Output the data below exactly as it is, dropping the pictures from your copy.
Information shown section start
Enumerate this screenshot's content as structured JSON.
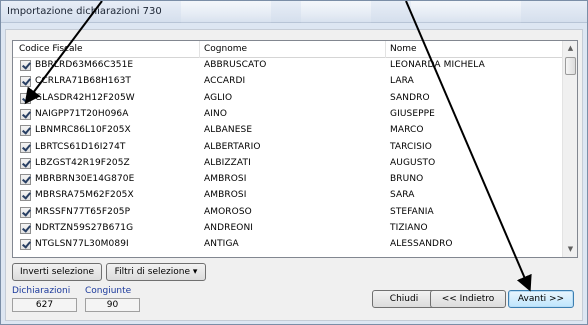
{
  "window": {
    "title": "Importazione dichiarazioni 730"
  },
  "list": {
    "columns": [
      "Codice Fiscale",
      "Cognome",
      "Nome"
    ],
    "rows": [
      {
        "cf": "BBRLRD63M66C351E",
        "cognome": "ABBRUSCATO",
        "nome": "LEONARDA MICHELA"
      },
      {
        "cf": "CCRLRA71B68H163T",
        "cognome": "ACCARDI",
        "nome": "LARA"
      },
      {
        "cf": "GLASDR42H12F205W",
        "cognome": "AGLIO",
        "nome": "SANDRO"
      },
      {
        "cf": "NAIGPP71T20H096A",
        "cognome": "AINO",
        "nome": "GIUSEPPE"
      },
      {
        "cf": "LBNMRC86L10F205X",
        "cognome": "ALBANESE",
        "nome": "MARCO"
      },
      {
        "cf": "LBRTCS61D16I274T",
        "cognome": "ALBERTARIO",
        "nome": "TARCISIO"
      },
      {
        "cf": "LBZGST42R19F205Z",
        "cognome": "ALBIZZATI",
        "nome": "AUGUSTO"
      },
      {
        "cf": "MBRBRN30E14G870E",
        "cognome": "AMBROSI",
        "nome": "BRUNO"
      },
      {
        "cf": "MBRSRA75M62F205X",
        "cognome": "AMBROSI",
        "nome": "SARA"
      },
      {
        "cf": "MRSSFN77T65F205P",
        "cognome": "AMOROSO",
        "nome": "STEFANIA"
      },
      {
        "cf": "NDRTZN59S27B671G",
        "cognome": "ANDREONI",
        "nome": "TIZIANO"
      },
      {
        "cf": "NTGLSN77L30M089I",
        "cognome": "ANTIGA",
        "nome": "ALESSANDRO"
      }
    ]
  },
  "toolbar": {
    "invert_label": "Inverti selezione",
    "filter_label": "Filtri di selezione ▾"
  },
  "footer": {
    "dichiarazioni_label": "Dichiarazioni",
    "dichiarazioni_value": "627",
    "congiunte_label": "Congiunte",
    "congiunte_value": "90",
    "close_label": "Chiudi",
    "back_label": "<< Indietro",
    "next_label": "Avanti >>"
  },
  "colors": {
    "accent": "#3c7fb1",
    "link_label": "#1c3a9c",
    "arrow": "#000000"
  },
  "icons": {
    "scroll_up": "chevron-up-icon",
    "scroll_down": "chevron-down-icon",
    "checked": "checkbox-checked-icon"
  }
}
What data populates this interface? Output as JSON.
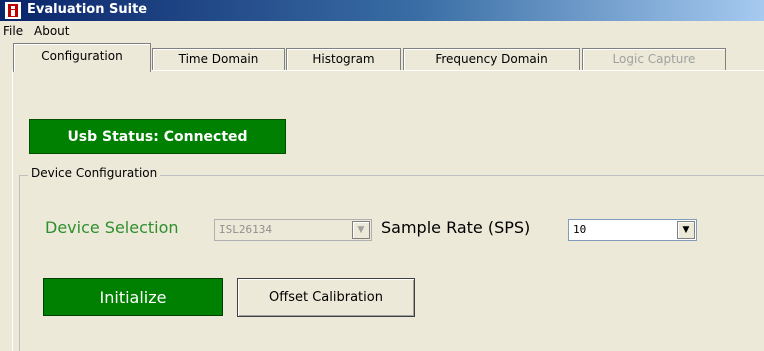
{
  "window": {
    "title": "Evaluation Suite",
    "icon": "i-logo-icon"
  },
  "menu": {
    "items": [
      "File",
      "About"
    ]
  },
  "tabs": [
    {
      "label": "Configuration",
      "active": true
    },
    {
      "label": "Time Domain"
    },
    {
      "label": "Histogram"
    },
    {
      "label": "Frequency Domain"
    },
    {
      "label": "Logic Capture",
      "disabled": true
    }
  ],
  "usb_status": {
    "label": "Usb Status: Connected",
    "color": "#008000"
  },
  "device_config": {
    "group_label": "Device Configuration",
    "device_selection_label": "Device Selection",
    "device_selection_value": "ISL26134",
    "sample_rate_label": "Sample Rate (SPS)",
    "sample_rate_value": "10"
  },
  "buttons": {
    "initialize": "Initialize",
    "offset_calibration": "Offset Calibration"
  }
}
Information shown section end
* Solution for this problem *
Enumerate this screenshot's content as structured JSON.
{
  "window": {
    "title": "Importazione dichiarazioni 730"
  },
  "list": {
    "columns": [
      "Codice Fiscale",
      "Cognome",
      "Nome"
    ],
    "rows": [
      {
        "cf": "BBRLRD63M66C351E",
        "cognome": "ABBRUSCATO",
        "nome": "LEONARDA MICHELA"
      },
      {
        "cf": "CCRLRA71B68H163T",
        "cognome": "ACCARDI",
        "nome": "LARA"
      },
      {
        "cf": "GLASDR42H12F205W",
        "cognome": "AGLIO",
        "nome": "SANDRO"
      },
      {
        "cf": "NAIGPP71T20H096A",
        "cognome": "AINO",
        "nome": "GIUSEPPE"
      },
      {
        "cf": "LBNMRC86L10F205X",
        "cognome": "ALBANESE",
        "nome": "MARCO"
      },
      {
        "cf": "LBRTCS61D16I274T",
        "cognome": "ALBERTARIO",
        "nome": "TARCISIO"
      },
      {
        "cf": "LBZGST42R19F205Z",
        "cognome": "ALBIZZATI",
        "nome": "AUGUSTO"
      },
      {
        "cf": "MBRBRN30E14G870E",
        "cognome": "AMBROSI",
        "nome": "BRUNO"
      },
      {
        "cf": "MBRSRA75M62F205X",
        "cognome": "AMBROSI",
        "nome": "SARA"
      },
      {
        "cf": "MRSSFN77T65F205P",
        "cognome": "AMOROSO",
        "nome": "STEFANIA"
      },
      {
        "cf": "NDRTZN59S27B671G",
        "cognome": "ANDREONI",
        "nome": "TIZIANO"
      },
      {
        "cf": "NTGLSN77L30M089I",
        "cognome": "ANTIGA",
        "nome": "ALESSANDRO"
      }
    ]
  },
  "toolbar": {
    "invert_label": "Inverti selezione",
    "filter_label": "Filtri di selezione ▾"
  },
  "footer": {
    "dichiarazioni_label": "Dichiarazioni",
    "dichiarazioni_value": "627",
    "congiunte_label": "Congiunte",
    "congiunte_value": "90",
    "close_label": "Chiudi",
    "back_label": "<< Indietro",
    "next_label": "Avanti >>"
  },
  "colors": {
    "accent": "#3c7fb1",
    "link_label": "#1c3a9c",
    "arrow": "#000000"
  },
  "icons": {
    "scroll_up": "chevron-up-icon",
    "scroll_down": "chevron-down-icon",
    "checked": "checkbox-checked-icon"
  }
}
What data populates this interface? Output as JSON.
{
  "window": {
    "title": "Evaluation Suite",
    "icon": "i-logo-icon"
  },
  "menu": {
    "items": [
      "File",
      "About"
    ]
  },
  "tabs": [
    {
      "label": "Configuration",
      "active": true
    },
    {
      "label": "Time Domain"
    },
    {
      "label": "Histogram"
    },
    {
      "label": "Frequency Domain"
    },
    {
      "label": "Logic Capture",
      "disabled": true
    }
  ],
  "usb_status": {
    "label": "Usb Status: Connected",
    "color": "#008000"
  },
  "device_config": {
    "group_label": "Device Configuration",
    "device_selection_label": "Device Selection",
    "device_selection_value": "ISL26134",
    "sample_rate_label": "Sample Rate (SPS)",
    "sample_rate_value": "10"
  },
  "buttons": {
    "initialize": "Initialize",
    "offset_calibration": "Offset Calibration"
  }
}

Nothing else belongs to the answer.